There are several rules that apply to a personal injury trial, including rules about the evidence that a plaintiff must establish when seeking pain and suffering damages. As experienced Boston car accident lawyers, we are familiar with these rules and will ensure that they are applied appropriately and fairly in your claim every step of the way. This can help avoid unnecessary delays in your case as well as ensure that you do not waive any critical rights. Whether you were involved in a minor crash or a severe, life-altering collision, you deserve compassionate and dedicated legal counsel.
A recent Massachusetts appellate opinion discusses G.L. c 231, Section 6D, which governs when a victim of a motor vehicle accident can seek pain and suffering as an item of damages. According to this provision, the plaintiff must show that the reasonable and necessary expenses incurred from treating the injuries associated with the crash exceed $2,000, subject to some exceptions. These exceptions include instances where the crash results in death, results in the loss of a body part, results in disfigurement, or results in the loss of sight or hearing.
The plaintiff filed suit against a wheelchair and van transport company as well as its employee-driver for personal injuries that she suffered in an accident. She was traveling in the defendant’s handicap accessible van when it came to an abrupt stop causing her to fall out of her wheelchair. Her knees hit the floor and the wheelchair fell on top of her.
The defendant filed a motion for a directed verdict, which the lower court granted. The plaintiff appealed and the issue before the court was whether the plaintiff’s submission of medical records of treatment without any medical bills or accompanying testimony about medical bills was sufficient proof to show that her medical costs exceeded the $2,000 threshold.
The appellate division initially affirmed the lower court’s dismissal of the action, but the appellate court reversed. It concluded that a trier of fact can reasonably infer based on the medical records that the treatment and expenses associated with the accident exceeded the $2,000 threshold. The medical records included an emergency room visit, numerous tests including imaging, MRIs, prescriptions, and more. The jury could have concluded based on this that the medical costs incurred as a result of the accident were in excess of $2,000. The fact that the plaintiff did not provide medical bills, accompanying lay testimony, or expert witness testimony did not automatically mean that she failed to satisfy the statutory requirement.

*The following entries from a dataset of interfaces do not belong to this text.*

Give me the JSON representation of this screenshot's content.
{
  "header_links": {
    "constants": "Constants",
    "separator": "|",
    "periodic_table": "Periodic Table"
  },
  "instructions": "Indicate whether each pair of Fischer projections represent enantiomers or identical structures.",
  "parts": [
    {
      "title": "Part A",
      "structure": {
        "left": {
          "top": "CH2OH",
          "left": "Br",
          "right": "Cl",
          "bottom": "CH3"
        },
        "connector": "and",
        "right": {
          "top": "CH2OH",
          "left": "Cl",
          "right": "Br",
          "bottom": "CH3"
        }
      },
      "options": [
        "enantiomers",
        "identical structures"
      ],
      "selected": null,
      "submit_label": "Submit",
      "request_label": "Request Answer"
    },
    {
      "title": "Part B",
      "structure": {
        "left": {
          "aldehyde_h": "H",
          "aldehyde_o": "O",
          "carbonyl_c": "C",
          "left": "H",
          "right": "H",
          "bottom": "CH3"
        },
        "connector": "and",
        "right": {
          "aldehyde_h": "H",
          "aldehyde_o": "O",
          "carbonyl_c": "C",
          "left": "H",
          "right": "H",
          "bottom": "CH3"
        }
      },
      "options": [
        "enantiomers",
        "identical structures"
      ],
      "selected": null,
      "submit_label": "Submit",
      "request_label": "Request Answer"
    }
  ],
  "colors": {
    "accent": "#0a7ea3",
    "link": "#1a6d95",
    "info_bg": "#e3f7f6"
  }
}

If you were injured in a motor vehicle accident, it is critical that you seek reliable and experienced Boston car accident lawyer. At The Law Offices of Michael O. Smith, we pride ourselves on providing each client with the personalized and compassionate legal counsel that they need and deserve. We offer a free consultation to help you learn more about how we can assist you and to discuss your situation. Call us now at 617-263-0060 or contact us online to get started. Don’t wait; time may be running out on your claim.